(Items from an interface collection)
_ _ _ _

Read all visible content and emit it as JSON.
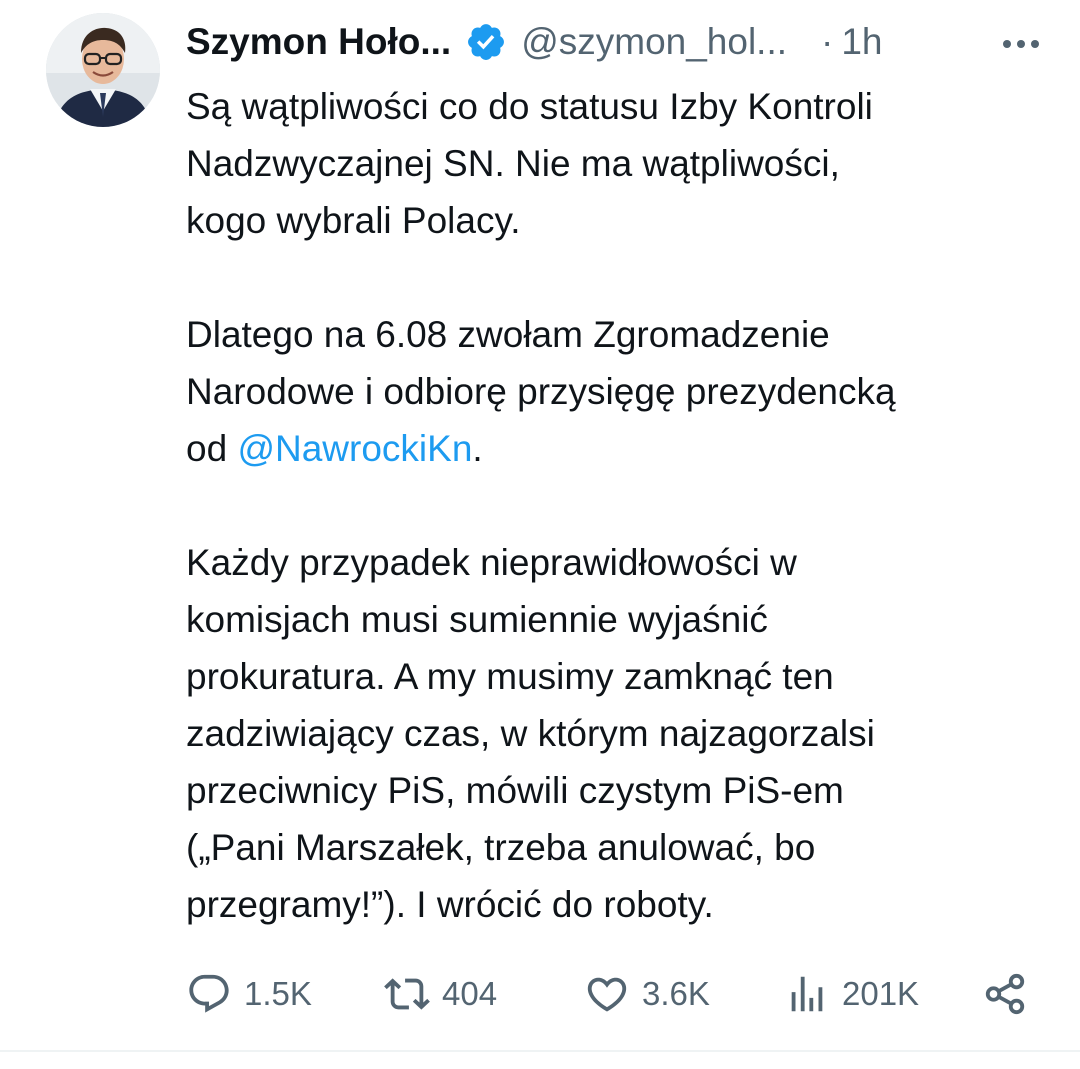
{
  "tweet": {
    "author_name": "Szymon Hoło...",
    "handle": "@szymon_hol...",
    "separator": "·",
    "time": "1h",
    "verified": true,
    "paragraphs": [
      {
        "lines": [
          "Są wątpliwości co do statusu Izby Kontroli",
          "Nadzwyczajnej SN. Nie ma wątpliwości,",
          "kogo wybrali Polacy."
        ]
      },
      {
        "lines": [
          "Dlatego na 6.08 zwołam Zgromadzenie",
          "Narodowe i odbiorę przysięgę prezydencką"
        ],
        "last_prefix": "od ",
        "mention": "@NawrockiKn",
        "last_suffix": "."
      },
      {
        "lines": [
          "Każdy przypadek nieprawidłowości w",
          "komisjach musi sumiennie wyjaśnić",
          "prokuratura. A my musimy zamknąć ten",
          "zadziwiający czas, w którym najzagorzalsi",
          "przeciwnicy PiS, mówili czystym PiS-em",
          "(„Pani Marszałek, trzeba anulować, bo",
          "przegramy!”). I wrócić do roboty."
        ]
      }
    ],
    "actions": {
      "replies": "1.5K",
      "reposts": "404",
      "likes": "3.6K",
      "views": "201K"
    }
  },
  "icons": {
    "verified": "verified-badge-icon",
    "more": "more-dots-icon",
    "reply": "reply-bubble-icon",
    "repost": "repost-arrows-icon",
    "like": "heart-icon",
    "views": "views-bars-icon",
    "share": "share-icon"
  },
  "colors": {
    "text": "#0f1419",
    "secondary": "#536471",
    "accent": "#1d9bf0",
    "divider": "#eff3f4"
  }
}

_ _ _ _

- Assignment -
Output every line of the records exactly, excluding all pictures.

- Answer for the task -
Read all visible content and emit it as JSON.
{
  "tweet": {
    "author_name": "Szymon Hoło...",
    "handle": "@szymon_hol...",
    "separator": "·",
    "time": "1h",
    "verified": true,
    "paragraphs": [
      {
        "lines": [
          "Są wątpliwości co do statusu Izby Kontroli",
          "Nadzwyczajnej SN. Nie ma wątpliwości,",
          "kogo wybrali Polacy."
        ]
      },
      {
        "lines": [
          "Dlatego na 6.08 zwołam Zgromadzenie",
          "Narodowe i odbiorę przysięgę prezydencką"
        ],
        "last_prefix": "od ",
        "mention": "@NawrockiKn",
        "last_suffix": "."
      },
      {
        "lines": [
          "Każdy przypadek nieprawidłowości w",
          "komisjach musi sumiennie wyjaśnić",
          "prokuratura. A my musimy zamknąć ten",
          "zadziwiający czas, w którym najzagorzalsi",
          "przeciwnicy PiS, mówili czystym PiS-em",
          "(„Pani Marszałek, trzeba anulować, bo",
          "przegramy!”). I wrócić do roboty."
        ]
      }
    ],
    "actions": {
      "replies": "1.5K",
      "reposts": "404",
      "likes": "3.6K",
      "views": "201K"
    }
  },
  "icons": {
    "verified": "verified-badge-icon",
    "more": "more-dots-icon",
    "reply": "reply-bubble-icon",
    "repost": "repost-arrows-icon",
    "like": "heart-icon",
    "views": "views-bars-icon",
    "share": "share-icon"
  },
  "colors": {
    "text": "#0f1419",
    "secondary": "#536471",
    "accent": "#1d9bf0",
    "divider": "#eff3f4"
  }
}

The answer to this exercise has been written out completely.